    Melyn­da

  • This is a sad com­men­tary both for the con­tent with which I large­ly agree and for what is not there, a dis­cus­sion of com­mu­ni­ty. Many of us live our indi­vid­u­al lives with our many net­works and attend a meet­ing. Quak­er com­mu­ni­ty is not real­ly pos­si­ble in this con­text. Were that the hedge were a bit or con­sid­er­ably high­er in well cho­sen areas. I sat in an M&C meet­ing, and as pas­toral con­cerns were dis­cussed, I was aghast at how lit­tle most mem­bers knew of those they thought might need pas­toral care. Hav­ing folks over for din­ner, going to Quak­er retreats or YM togeth­er, plan­ning a work­shop togeth­er, car­ing for each other’s chil­dren – the­se things not only build com­mu­ni­ty but are com­mu­ni­ty. You want to have well ordered con­cern for mar­riages and oth­er rela­tion­ships? Then know­ing them would help a lot. I mean real­ly know­ing them, hav­ing labored with them, dis­agreed with them, laughed togeth­er, or even watched the Cubs togeth­er. We can buy from our Quak­er farmer CSA, do work days togeth­er, have a meet­ing for wor­ship with atten­tion to our elder­ly member’s weeds in her yard (with piz­za after), and on and on. Com­mu­ni­ty is some­thing we do or not. We tend too often to be more reflec­tions of our larg­er cul­ture than we are a reflec­tion of Quak­er com­mu­ni­ty. We are more indi­vid­u­al­is­tic than com­mu­nal, unless we are inten­tion­al about it.

    a Wob­bly Quak­er

    • I just read the book “Is Your Church on Life Sup­port?” and chap­ter 8 goes on and on about the impor­tance of vis­it­ing. Between vis­it­ing long-absent peo­ple, vis­it­ing new peo­ple, and and get­ting all 8 of the peo­ple who were left in that church on board with being real­ly wel­com­ing (the rule in that church was, you have to shake hands with 10 peo­ple every Sun­day, that way peo­ple don’t just clump up with a friend or two and ignore the new and new-ish peo­ple), the church grew from 8 to 40 peo­ple.

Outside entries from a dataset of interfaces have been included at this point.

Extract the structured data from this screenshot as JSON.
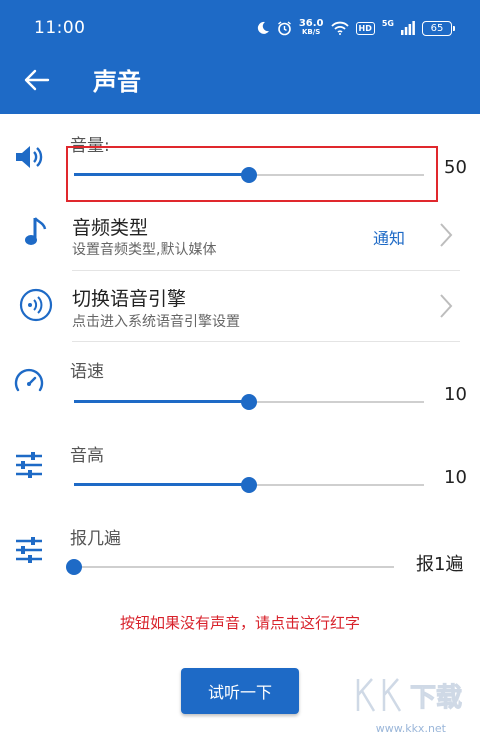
{
  "status_bar": {
    "time": "11:00",
    "net_speed": "36.0",
    "net_unit": "KB/S",
    "hd": "HD",
    "net_type": "5G",
    "battery": "65"
  },
  "header": {
    "title": "声音",
    "background_color": "#1e6ac6"
  },
  "volume": {
    "label": "音量:",
    "value": "50",
    "level": 0.5
  },
  "audio_type": {
    "title": "音频类型",
    "subtitle": "设置音频类型,默认媒体",
    "value": "通知"
  },
  "engine": {
    "title": "切换语音引擎",
    "subtitle": "点击进入系统语音引擎设置"
  },
  "speed": {
    "label": "语速",
    "value": "10",
    "level": 0.5
  },
  "pitch": {
    "label": "音高",
    "value": "10",
    "level": 0.5
  },
  "repeat": {
    "label": "报几遍",
    "value": "报1遍",
    "level": 0.0
  },
  "warning_text": "按钮如果没有声音，请点击这行红字",
  "test_button": "试听一下",
  "watermark": {
    "brand": "KK下载",
    "url": "www.kkx.net"
  },
  "colors": {
    "accent": "#1e6ac6",
    "warning": "#d8222b",
    "highlight_box": "#e0282d"
  },
  "icons": [
    "volume-icon",
    "music-note-icon",
    "voice-engine-icon",
    "speedometer-icon",
    "equalizer-icon",
    "chevron-right-icon",
    "back-arrow-icon"
  ]
}
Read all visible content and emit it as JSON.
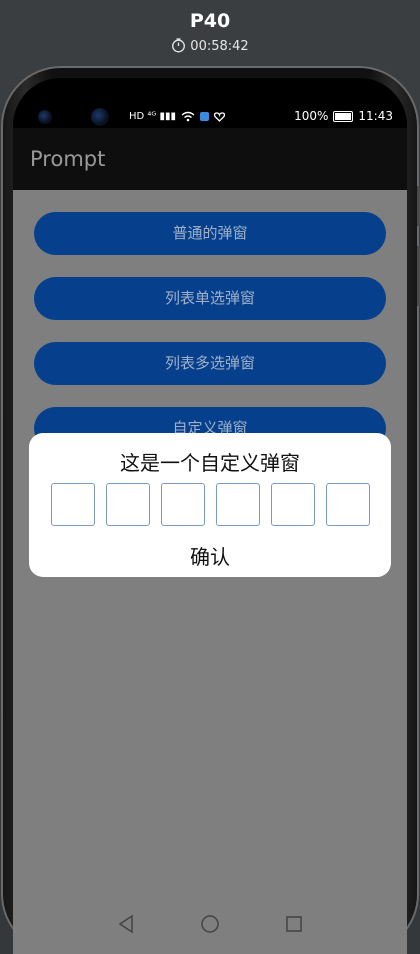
{
  "device": {
    "name": "P40",
    "timer": "00:58:42"
  },
  "statusbar": {
    "left_icons": "HD ⁴ᴳ ▮▮▮",
    "battery_percent": "100%",
    "time": "11:43"
  },
  "app": {
    "title": "Prompt"
  },
  "buttons": [
    {
      "label": "普通的弹窗"
    },
    {
      "label": "列表单选弹窗"
    },
    {
      "label": "列表多选弹窗"
    },
    {
      "label": "自定义弹窗"
    }
  ],
  "dialog": {
    "title": "这是一个自定义弹窗",
    "code_boxes": [
      "",
      "",
      "",
      "",
      "",
      ""
    ],
    "confirm_label": "确认"
  },
  "colors": {
    "button_bg": "#06408c",
    "overlay": "#7f7f7f",
    "dialog_bg": "#ffffff"
  }
}
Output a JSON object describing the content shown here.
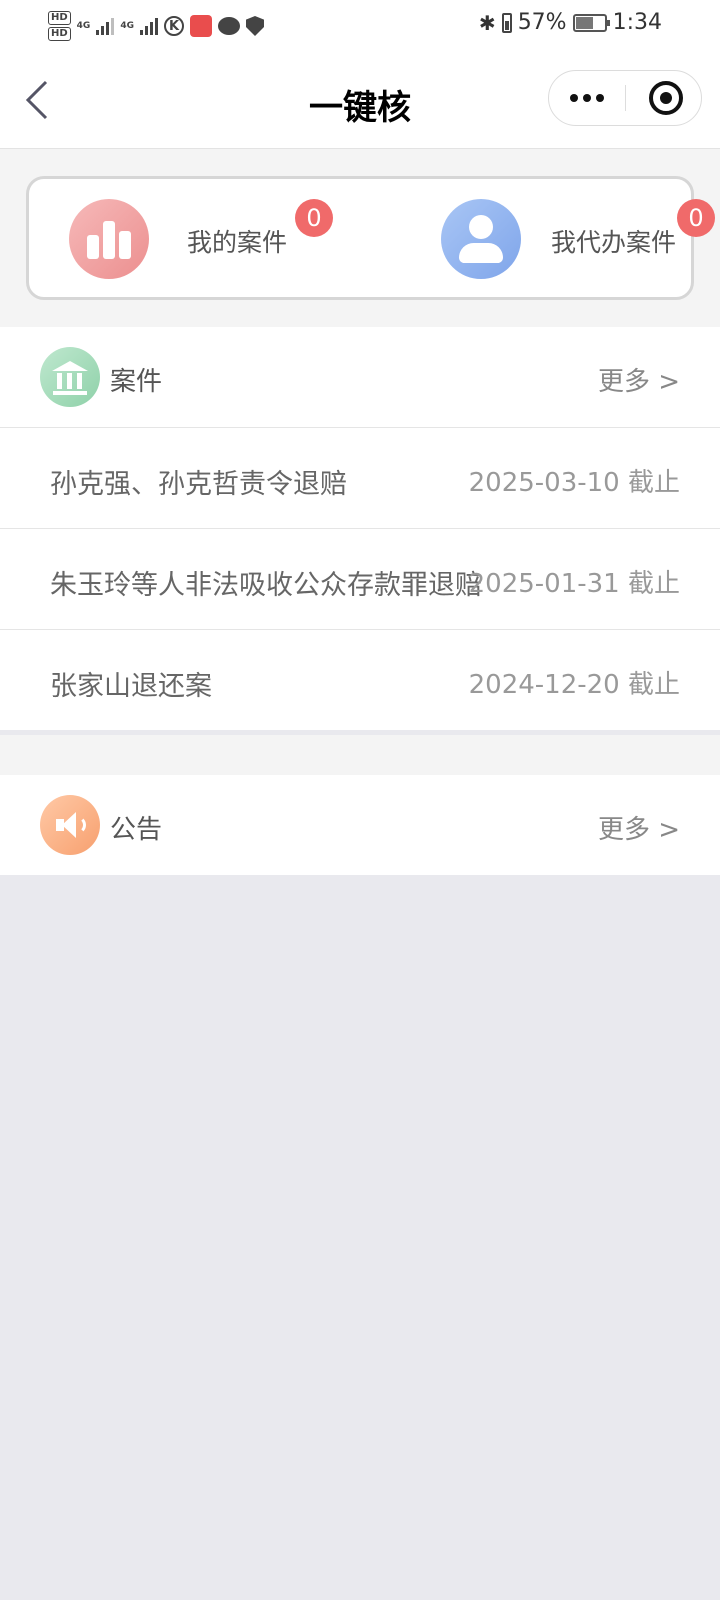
{
  "status_bar": {
    "signal_label_1": "4G",
    "signal_label_2": "4G",
    "k_icon_text": "K",
    "battery_percent": "57%",
    "time": "1:34"
  },
  "nav": {
    "title": "一键核"
  },
  "shortcuts": [
    {
      "label": "我的案件",
      "badge": "0",
      "icon": "bar-chart-icon"
    },
    {
      "label": "我代办案件",
      "badge": "0",
      "icon": "user-icon"
    }
  ],
  "cases": {
    "title": "案件",
    "more": "更多 >",
    "items": [
      {
        "title": "孙克强、孙克哲责令退赔",
        "date": "2025-03-10 截止"
      },
      {
        "title": "朱玉玲等人非法吸收公众存款罪退赔",
        "date": "2025-01-31 截止"
      },
      {
        "title": "张家山退还案",
        "date": "2024-12-20 截止"
      }
    ]
  },
  "notices": {
    "title": "公告",
    "more": "更多 >"
  },
  "colors": {
    "badge": "#f06a6a",
    "bank_icon": "#8fd1a9",
    "speaker_icon": "#f7a06f",
    "chart_icon": "#ec8f8f",
    "user_icon": "#7fa5ea",
    "page_bg": "#e9e9ee"
  }
}
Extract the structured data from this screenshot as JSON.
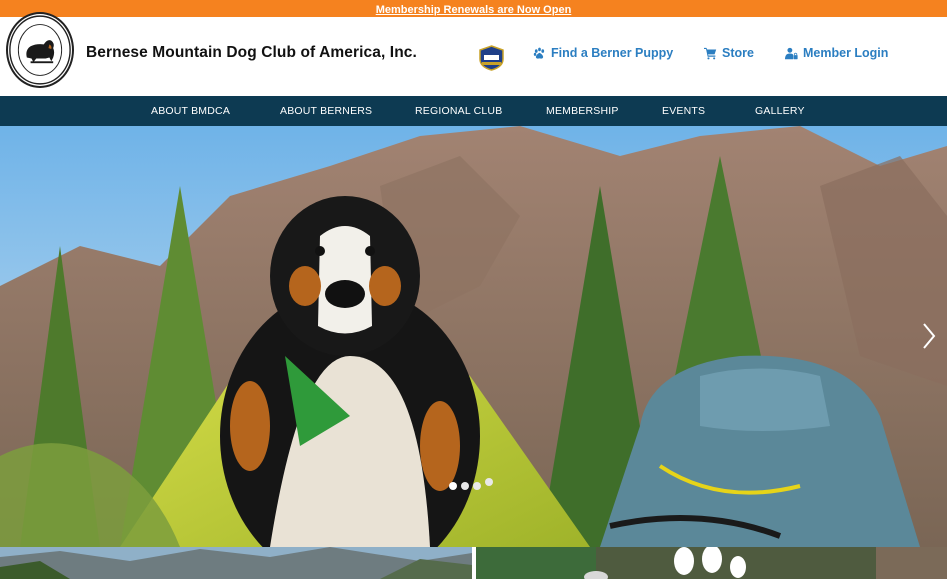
{
  "banner": {
    "text": "Membership Renewals are Now Open"
  },
  "header": {
    "logo_ring_text": "BERNESE MOUNTAIN DOG CLUB OF AMERICA, INC.",
    "title": "Bernese Mountain Dog Club of America, Inc.",
    "links": [
      {
        "label": "Find a Berner Puppy",
        "icon": "paw-icon"
      },
      {
        "label": "Store",
        "icon": "cart-icon"
      },
      {
        "label": "Member Login",
        "icon": "user-lock-icon"
      }
    ]
  },
  "nav": {
    "items": [
      "ABOUT BMDCA",
      "ABOUT BERNERS",
      "REGIONAL CLUB",
      "MEMBERSHIP",
      "EVENTS",
      "GALLERY"
    ]
  },
  "hero": {
    "slide_count": 4,
    "active_slide": 1
  },
  "colors": {
    "banner": "#f5821f",
    "nav": "#0d3a52",
    "link": "#2b7ec1"
  }
}
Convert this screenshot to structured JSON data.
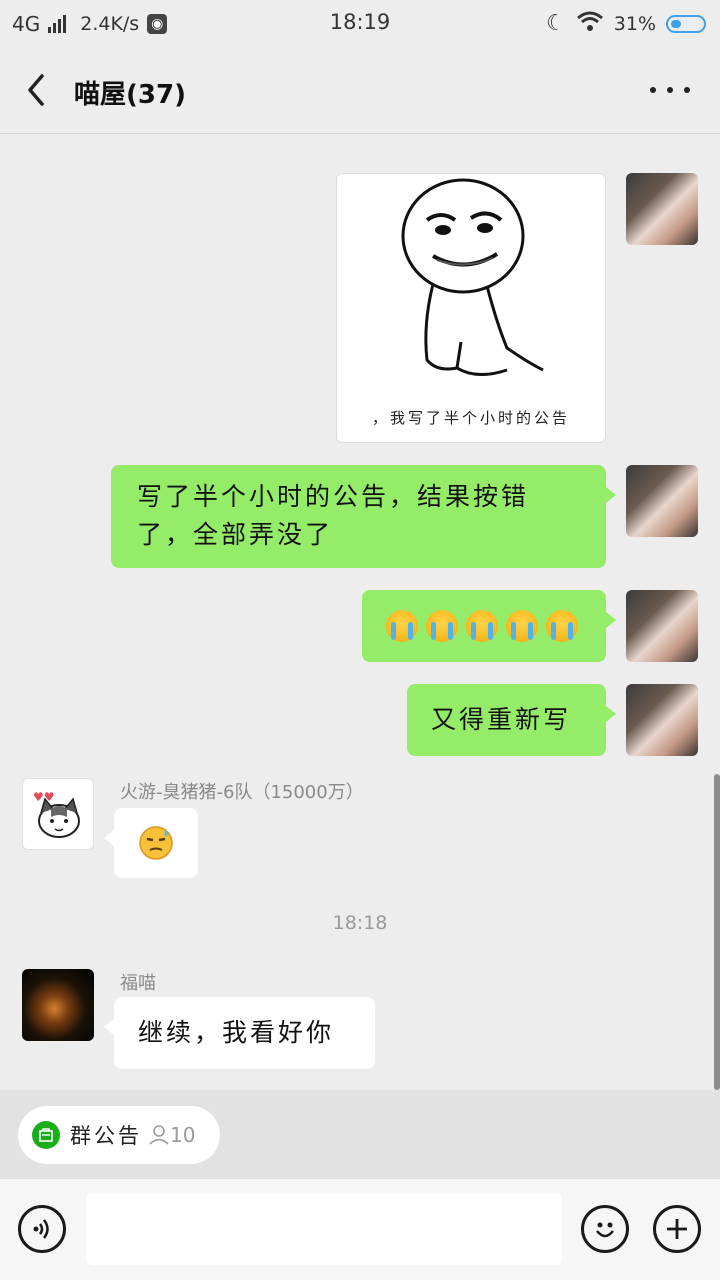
{
  "status_bar": {
    "network": "4G",
    "speed": "2.4K/s",
    "time": "18:19",
    "battery": "31%"
  },
  "nav": {
    "title": "喵屋(37)"
  },
  "messages": {
    "sticker_caption": "，我写了半个小时的公告",
    "self_text_1": "写了半个小时的公告，结果按错了，全部弄没了",
    "self_text_2": "又得重新写",
    "other_1_name": "火游-臭猪猪-6队（15000万）",
    "timestamp": "18:18",
    "other_2_name": "福喵",
    "other_2_text": "继续，我看好你"
  },
  "notice": {
    "label": "群公告",
    "count": "10"
  },
  "input": {
    "placeholder": ""
  },
  "icons": {
    "back": "chevron-left-icon",
    "more": "more-dots-icon",
    "voice": "voice-icon",
    "emoji": "smile-icon",
    "add": "plus-icon"
  },
  "colors": {
    "self_bubble": "#95ec69",
    "other_bubble": "#ffffff",
    "background": "#ededed",
    "notice_icon": "#1aad19"
  }
}
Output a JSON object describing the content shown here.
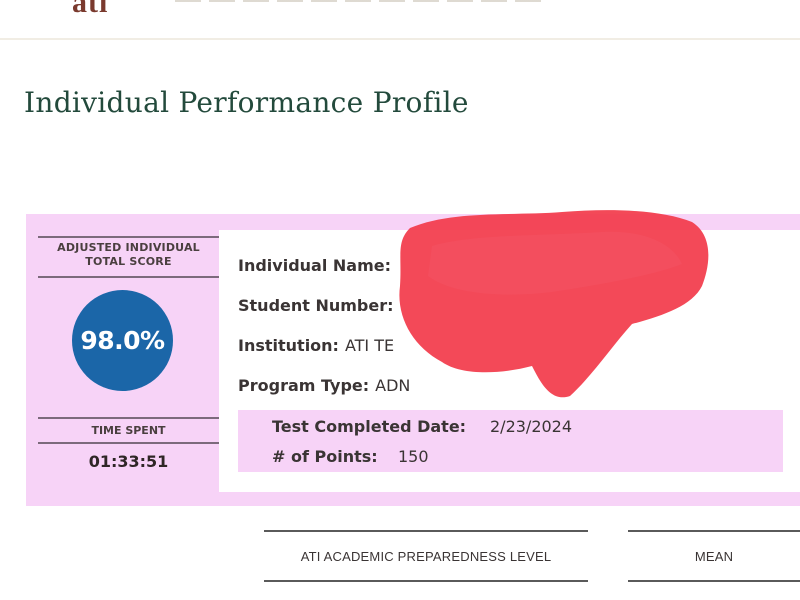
{
  "header": {
    "logo_text": "ati"
  },
  "page": {
    "title": "Individual Performance Profile"
  },
  "score_panel": {
    "score_label": "ADJUSTED INDIVIDUAL TOTAL SCORE",
    "score_value": "98.0%",
    "time_label": "TIME SPENT",
    "time_value": "01:33:51"
  },
  "profile": {
    "name_label": "Individual Name:",
    "student_number_label": "Student Number:",
    "institution_label": "Institution:",
    "institution_value": "ATI TE",
    "program_type_label": "Program Type:",
    "program_type_value": "ADN",
    "test_completed_label": "Test Completed Date:",
    "test_completed_value": "2/23/2024",
    "points_label": "# of Points:",
    "points_value": "150"
  },
  "table_headers": [
    "ATI ACADEMIC PREPAREDNESS LEVEL",
    "MEAN"
  ],
  "colors": {
    "title": "#234a3c",
    "panel_bg": "#f7d3f7",
    "score_circle": "#1b66a8",
    "redaction": "#f23a4a"
  }
}
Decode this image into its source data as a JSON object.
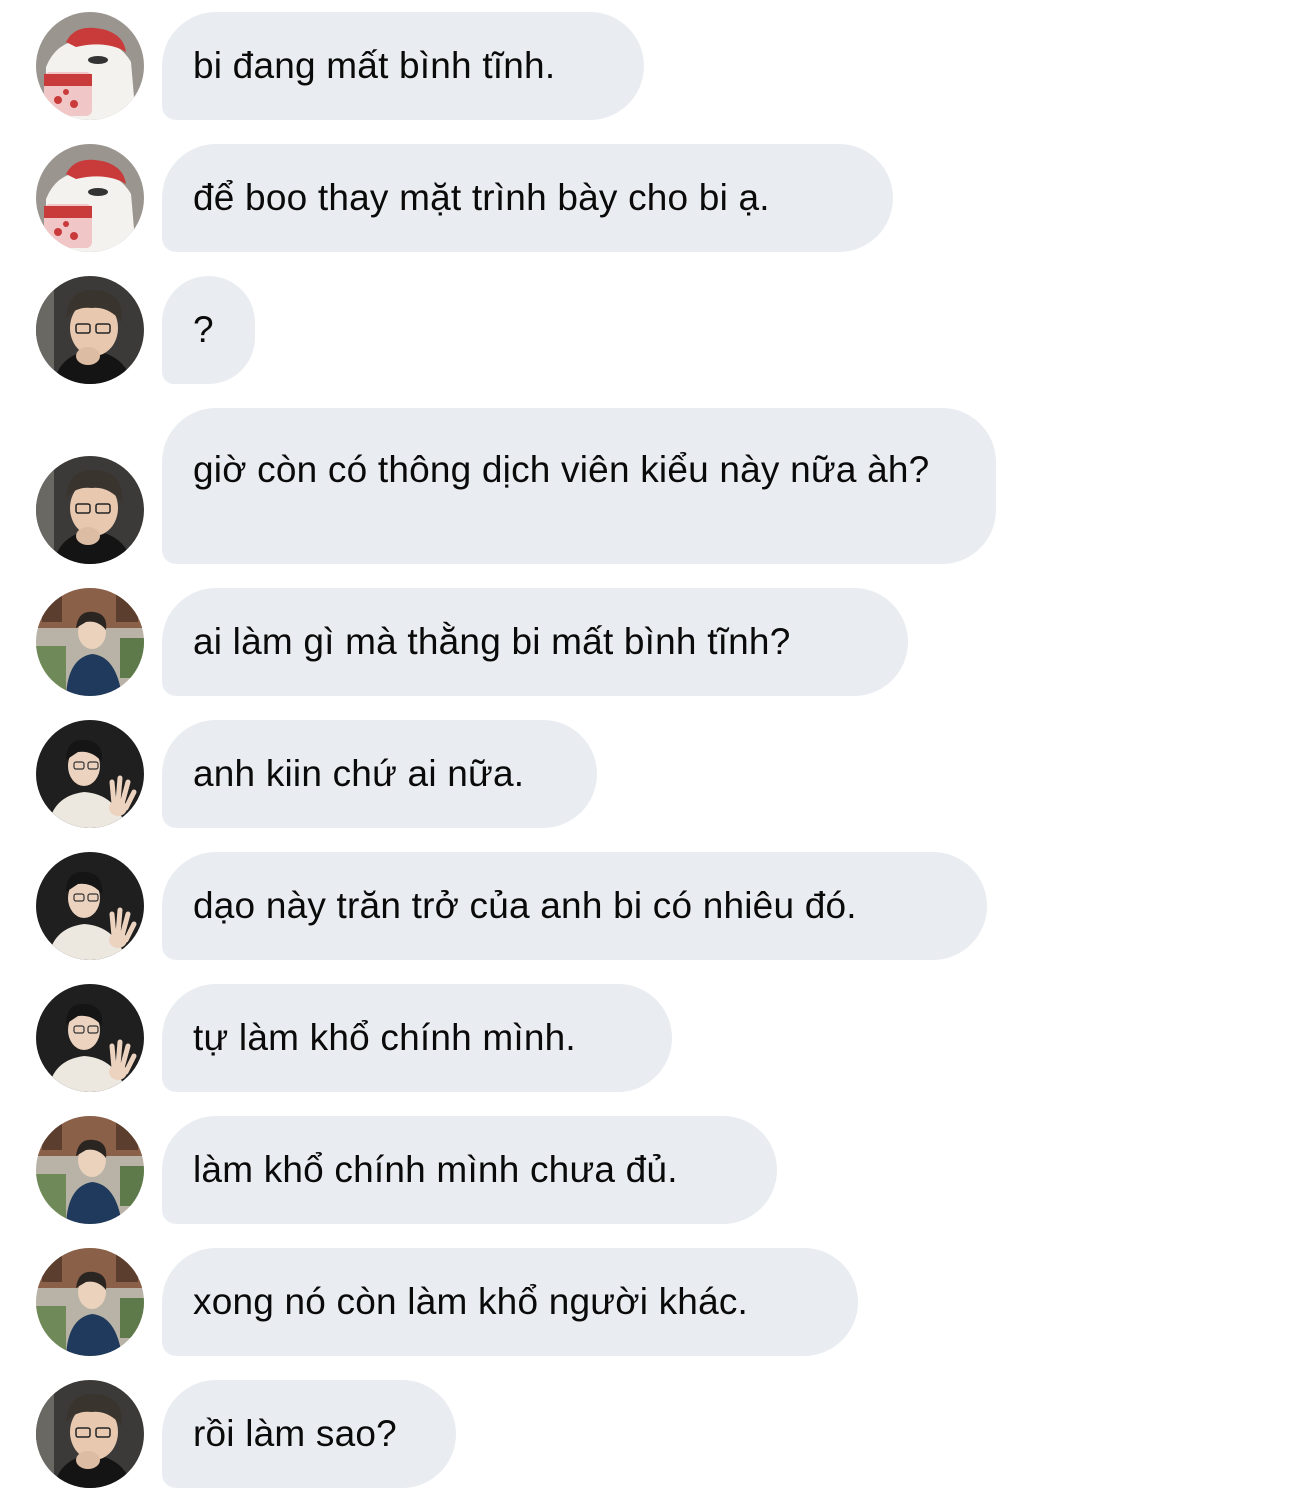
{
  "messages": [
    {
      "sender": "bear",
      "text": "bi đang mất bình tĩnh."
    },
    {
      "sender": "bear",
      "text": "để boo thay mặt trình bày cho bi ạ."
    },
    {
      "sender": "glasses",
      "text": "?"
    },
    {
      "sender": "glasses",
      "text": "giờ còn có thông dịch viên kiểu này nữa àh?"
    },
    {
      "sender": "street",
      "text": "ai làm gì mà thằng bi mất bình tĩnh?"
    },
    {
      "sender": "waving",
      "text": "anh kiin chứ ai nữa."
    },
    {
      "sender": "waving",
      "text": "dạo này trăn trở của anh bi có nhiêu đó."
    },
    {
      "sender": "waving",
      "text": "tự làm khổ chính mình."
    },
    {
      "sender": "street",
      "text": "làm khổ chính mình chưa đủ."
    },
    {
      "sender": "street",
      "text": "xong nó còn làm khổ người khác."
    },
    {
      "sender": "glasses",
      "text": "rồi làm sao?"
    }
  ],
  "colors": {
    "bubble": "#e9ecf0",
    "text": "#0a0a0a",
    "background": "#ffffff"
  }
}
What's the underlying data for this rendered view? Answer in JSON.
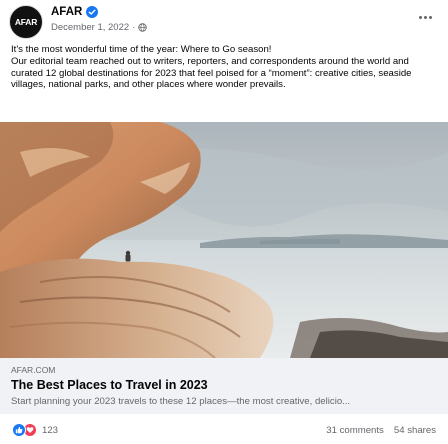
{
  "post": {
    "author": "AFAR",
    "avatar_text": "AFAR",
    "date": "December 1, 2022",
    "date_separator": "·",
    "caption_line1": "It's the most wonderful time of the year: Where to Go season!",
    "caption_line2": "Our editorial team reached out to writers, reporters, and correspondents around the world and curated 12 global destinations for 2023 that feel poised for a “moment”: creative cities, seaside villages, national parks, and other places where wonder prevails."
  },
  "link": {
    "domain": "AFAR.COM",
    "title": "The Best Places to Travel in 2023",
    "description": "Start planning your 2023 travels to these 12 places—the most creative, delicio..."
  },
  "footer": {
    "reaction_count": "123",
    "comments": "31 comments",
    "shares": "54 shares"
  },
  "icons": [
    "verified-icon",
    "globe-icon",
    "more-icon",
    "like-icon",
    "love-icon"
  ],
  "colors": {
    "accent": "#1877f2",
    "love": "#f33e58",
    "secondary_text": "#65676b",
    "card_bg": "#f0f2f5"
  }
}
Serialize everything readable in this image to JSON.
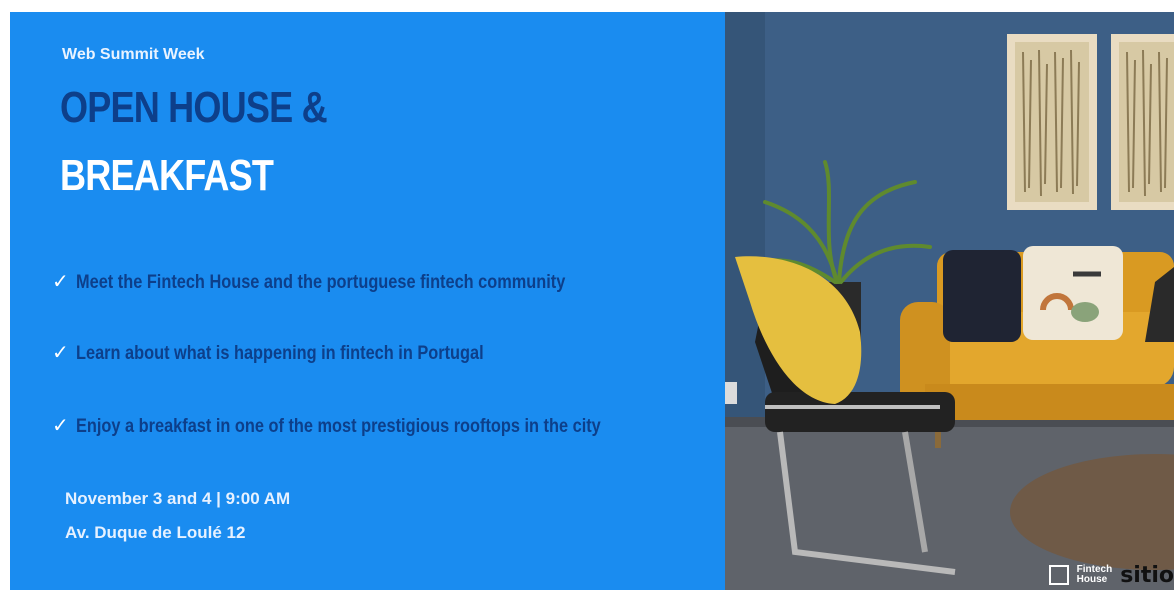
{
  "event": {
    "eyebrow": "Web Summit Week",
    "title_line1": "OPEN HOUSE &",
    "title_line2": "BREAKFAST",
    "bullets": [
      "Meet the Fintech House and the portuguese fintech community",
      "Learn about what is happening in fintech in Portugal",
      "Enjoy a breakfast in one of the most prestigious rooftops in the city"
    ],
    "check_glyph": "✓",
    "date_time": "November 3 and 4 | 9:00 AM",
    "address": "Av. Duque de Loulé 12"
  },
  "photo_logos": {
    "fintech_house_line1": "Fintech",
    "fintech_house_line2": "House",
    "partner": "sitio"
  },
  "colors": {
    "panel_blue": "#1a8cf0",
    "title_navy": "#0d3f8a",
    "wall_blue": "#3d5f86",
    "sofa_mustard": "#e3a72d"
  }
}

  • msjades­ouza

    I agree and am sad­dened by ane­mic visions of com­fy, homoge­nous Quak­er com­mu­ni­ty that leaves many (per­haps even the major­i­ty) feel­ing like out­siders and that keep Meet­ings orga­nized around friend­ly social­iz­ing at the expense of deep life in God and for­ma­tion in our tra­di­tion. I am wor­ried about the dynam­ic of com­mu­ni­ties that stag­nate prophet­ic min­istry, or worse, mar­gin­al­ize and scape­goat out of self-protection and per­pet­u­ate dom­i­nant cul­tur­al val­ues instead of the Gospel that lib­er­ates us from the tools of oppres­sion.
    But com­mu­ni­ty has also been my source of redemp­tion, the way that God has real­ly min­is­tered to me, and the “refiner’s fire” that has helped to expose my own weak­ness­es and strengths and help me to learn and inte­grate both God’s love for me and the way of obe­di­ence in the Quak­er tra­di­tion, and basi­cal­ly almost every­thing else i know that is of any use. What’s more, from what I can tell this seems to be true for most peo­ple. Most peo­ple meet God through oth­ers, and from what I can tell our the­ol­o­gy seems to be most direct­ly informed by our expe­ri­ences with com­mu­ni­ty. When we are known and loved in com­mu­ni­ty, we feel that God loves us. And in this con­text, we become root­ed in who God real­ly is, not our own psy­cho­log­i­cal fan­tasies of God.
    Where else are we to learn or devel­op this shared reli­gious under­stand­ing except togeth­er? How else are we to encoun­ter Christ’s con­vic­tion of us if not with trust­ed oth­ers who we know will speak the truth to us? How else are we to escape the indi­vid­u­al­ism that is killing this soci­ety and lit­er­al­ly the entire plan­et if not by forg­ing deep con­nec­tions and com­mu­ni­ties that have the weight to han­dle real stuff? And where does that weight come from? I think it comes from love and trust, which is what peo­ple are going for when they talk about nice com­fy com­mu­ni­ty stuff, but I think you are right that folk are going about it in the wrong way.
    I hear your heart and I agree we need to do away with weak mod­els of com­mu­ni­ty, but I believe that com­mu­ni­ty has always been cen­tral to the Chris­tian life, and Quak­ers have lived that and drawn our life from it since before Howard Brin­ton came up with his thin def­i­n­i­tion of such.
    Just my two cents.